Reproduce every entry word for word.

=== Records shown ===

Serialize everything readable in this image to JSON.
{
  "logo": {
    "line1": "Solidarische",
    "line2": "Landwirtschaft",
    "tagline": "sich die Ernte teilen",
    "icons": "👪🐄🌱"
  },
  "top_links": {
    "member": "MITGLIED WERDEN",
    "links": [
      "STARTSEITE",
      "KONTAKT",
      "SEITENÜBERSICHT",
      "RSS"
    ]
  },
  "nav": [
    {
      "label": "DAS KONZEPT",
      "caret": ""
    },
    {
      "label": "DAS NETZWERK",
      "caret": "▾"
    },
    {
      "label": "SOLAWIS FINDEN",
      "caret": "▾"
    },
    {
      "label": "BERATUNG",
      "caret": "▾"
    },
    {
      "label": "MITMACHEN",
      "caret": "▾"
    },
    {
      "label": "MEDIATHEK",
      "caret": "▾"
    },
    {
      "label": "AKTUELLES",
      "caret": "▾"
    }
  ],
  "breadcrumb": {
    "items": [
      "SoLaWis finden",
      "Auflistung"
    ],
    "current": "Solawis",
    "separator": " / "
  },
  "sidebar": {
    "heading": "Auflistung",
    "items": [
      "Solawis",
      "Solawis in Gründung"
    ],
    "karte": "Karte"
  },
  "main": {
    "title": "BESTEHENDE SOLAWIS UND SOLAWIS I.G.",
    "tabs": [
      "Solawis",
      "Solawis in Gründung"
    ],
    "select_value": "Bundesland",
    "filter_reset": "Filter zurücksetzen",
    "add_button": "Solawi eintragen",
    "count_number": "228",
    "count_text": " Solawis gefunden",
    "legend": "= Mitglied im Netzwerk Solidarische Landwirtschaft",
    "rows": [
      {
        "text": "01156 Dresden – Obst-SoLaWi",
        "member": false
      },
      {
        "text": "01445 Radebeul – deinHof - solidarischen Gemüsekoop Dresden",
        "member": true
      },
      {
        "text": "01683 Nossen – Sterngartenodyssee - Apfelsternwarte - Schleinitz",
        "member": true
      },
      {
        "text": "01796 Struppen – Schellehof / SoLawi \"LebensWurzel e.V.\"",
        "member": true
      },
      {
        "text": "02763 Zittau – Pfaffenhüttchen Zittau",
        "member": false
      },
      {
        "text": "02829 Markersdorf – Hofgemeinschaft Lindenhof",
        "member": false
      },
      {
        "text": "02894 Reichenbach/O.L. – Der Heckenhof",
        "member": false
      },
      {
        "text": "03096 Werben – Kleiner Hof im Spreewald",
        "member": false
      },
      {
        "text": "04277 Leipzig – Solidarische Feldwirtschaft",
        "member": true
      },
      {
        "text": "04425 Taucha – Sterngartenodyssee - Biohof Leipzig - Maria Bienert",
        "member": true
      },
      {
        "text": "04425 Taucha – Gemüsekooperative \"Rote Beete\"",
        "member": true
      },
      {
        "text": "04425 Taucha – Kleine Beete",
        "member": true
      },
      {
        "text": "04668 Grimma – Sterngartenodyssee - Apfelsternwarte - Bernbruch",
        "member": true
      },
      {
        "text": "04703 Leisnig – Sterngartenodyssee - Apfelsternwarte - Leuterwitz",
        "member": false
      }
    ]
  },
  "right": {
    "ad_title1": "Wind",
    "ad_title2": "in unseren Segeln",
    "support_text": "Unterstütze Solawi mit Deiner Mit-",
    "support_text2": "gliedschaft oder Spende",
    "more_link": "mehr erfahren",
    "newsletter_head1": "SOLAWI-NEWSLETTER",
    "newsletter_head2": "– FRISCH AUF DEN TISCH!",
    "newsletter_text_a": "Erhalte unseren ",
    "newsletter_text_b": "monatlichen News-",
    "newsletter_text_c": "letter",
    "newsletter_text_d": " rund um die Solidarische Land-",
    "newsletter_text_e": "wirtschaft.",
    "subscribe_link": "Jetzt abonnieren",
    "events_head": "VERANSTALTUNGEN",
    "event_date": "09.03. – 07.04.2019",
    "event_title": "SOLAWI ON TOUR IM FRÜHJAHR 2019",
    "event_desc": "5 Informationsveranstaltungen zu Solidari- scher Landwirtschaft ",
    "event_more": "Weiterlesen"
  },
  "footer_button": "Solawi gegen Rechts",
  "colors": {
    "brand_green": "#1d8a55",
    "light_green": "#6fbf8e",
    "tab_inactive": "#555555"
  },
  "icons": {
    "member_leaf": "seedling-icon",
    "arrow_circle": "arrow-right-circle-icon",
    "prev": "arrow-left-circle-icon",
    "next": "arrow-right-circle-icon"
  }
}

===

> _Response_
Serialize everything readable in this image to JSON.
{
  "logo": {
    "line1": "Solidarische",
    "line2": "Landwirtschaft",
    "tagline": "sich die Ernte teilen",
    "icons": "👪🐄🌱"
  },
  "top_links": {
    "member": "MITGLIED WERDEN",
    "links": [
      "STARTSEITE",
      "KONTAKT",
      "SEITENÜBERSICHT",
      "RSS"
    ]
  },
  "nav": [
    {
      "label": "DAS KONZEPT",
      "caret": ""
    },
    {
      "label": "DAS NETZWERK",
      "caret": "▾"
    },
    {
      "label": "SOLAWIS FINDEN",
      "caret": "▾"
    },
    {
      "label": "BERATUNG",
      "caret": "▾"
    },
    {
      "label": "MITMACHEN",
      "caret": "▾"
    },
    {
      "label": "MEDIATHEK",
      "caret": "▾"
    },
    {
      "label": "AKTUELLES",
      "caret": "▾"
    }
  ],
  "breadcrumb": {
    "items": [
      "SoLaWis finden",
      "Auflistung"
    ],
    "current": "Solawis",
    "separator": " / "
  },
  "sidebar": {
    "heading": "Auflistung",
    "items": [
      "Solawis",
      "Solawis in Gründung"
    ],
    "karte": "Karte"
  },
  "main": {
    "title": "BESTEHENDE SOLAWIS UND SOLAWIS I.G.",
    "tabs": [
      "Solawis",
      "Solawis in Gründung"
    ],
    "select_value": "Bundesland",
    "filter_reset": "Filter zurücksetzen",
    "add_button": "Solawi eintragen",
    "count_number": "228",
    "count_text": " Solawis gefunden",
    "legend": "= Mitglied im Netzwerk Solidarische Landwirtschaft",
    "rows": [
      {
        "text": "01156 Dresden – Obst-SoLaWi",
        "member": false
      },
      {
        "text": "01445 Radebeul – deinHof - solidarischen Gemüsekoop Dresden",
        "member": true
      },
      {
        "text": "01683 Nossen – Sterngartenodyssee - Apfelsternwarte - Schleinitz",
        "member": true
      },
      {
        "text": "01796 Struppen – Schellehof / SoLawi \"LebensWurzel e.V.\"",
        "member": true
      },
      {
        "text": "02763 Zittau – Pfaffenhüttchen Zittau",
        "member": false
      },
      {
        "text": "02829 Markersdorf – Hofgemeinschaft Lindenhof",
        "member": false
      },
      {
        "text": "02894 Reichenbach/O.L. – Der Heckenhof",
        "member": false
      },
      {
        "text": "03096 Werben – Kleiner Hof im Spreewald",
        "member": false
      },
      {
        "text": "04277 Leipzig – Solidarische Feldwirtschaft",
        "member": true
      },
      {
        "text": "04425 Taucha – Sterngartenodyssee - Biohof Leipzig - Maria Bienert",
        "member": true
      },
      {
        "text": "04425 Taucha – Gemüsekooperative \"Rote Beete\"",
        "member": true
      },
      {
        "text": "04425 Taucha – Kleine Beete",
        "member": true
      },
      {
        "text": "04668 Grimma – Sterngartenodyssee - Apfelsternwarte - Bernbruch",
        "member": true
      },
      {
        "text": "04703 Leisnig – Sterngartenodyssee - Apfelsternwarte - Leuterwitz",
        "member": false
      }
    ]
  },
  "right": {
    "ad_title1": "Wind",
    "ad_title2": "in unseren Segeln",
    "support_text": "Unterstütze Solawi mit Deiner Mit-",
    "support_text2": "gliedschaft oder Spende",
    "more_link": "mehr erfahren",
    "newsletter_head1": "SOLAWI-NEWSLETTER",
    "newsletter_head2": "– FRISCH AUF DEN TISCH!",
    "newsletter_text_a": "Erhalte unseren ",
    "newsletter_text_b": "monatlichen News-",
    "newsletter_text_c": "letter",
    "newsletter_text_d": " rund um die Solidarische Land-",
    "newsletter_text_e": "wirtschaft.",
    "subscribe_link": "Jetzt abonnieren",
    "events_head": "VERANSTALTUNGEN",
    "event_date": "09.03. – 07.04.2019",
    "event_title": "SOLAWI ON TOUR IM FRÜHJAHR 2019",
    "event_desc": "5 Informationsveranstaltungen zu Solidari- scher Landwirtschaft ",
    "event_more": "Weiterlesen"
  },
  "footer_button": "Solawi gegen Rechts",
  "colors": {
    "brand_green": "#1d8a55",
    "light_green": "#6fbf8e",
    "tab_inactive": "#555555"
  },
  "icons": {
    "member_leaf": "seedling-icon",
    "arrow_circle": "arrow-right-circle-icon",
    "prev": "arrow-left-circle-icon",
    "next": "arrow-right-circle-icon"
  }
}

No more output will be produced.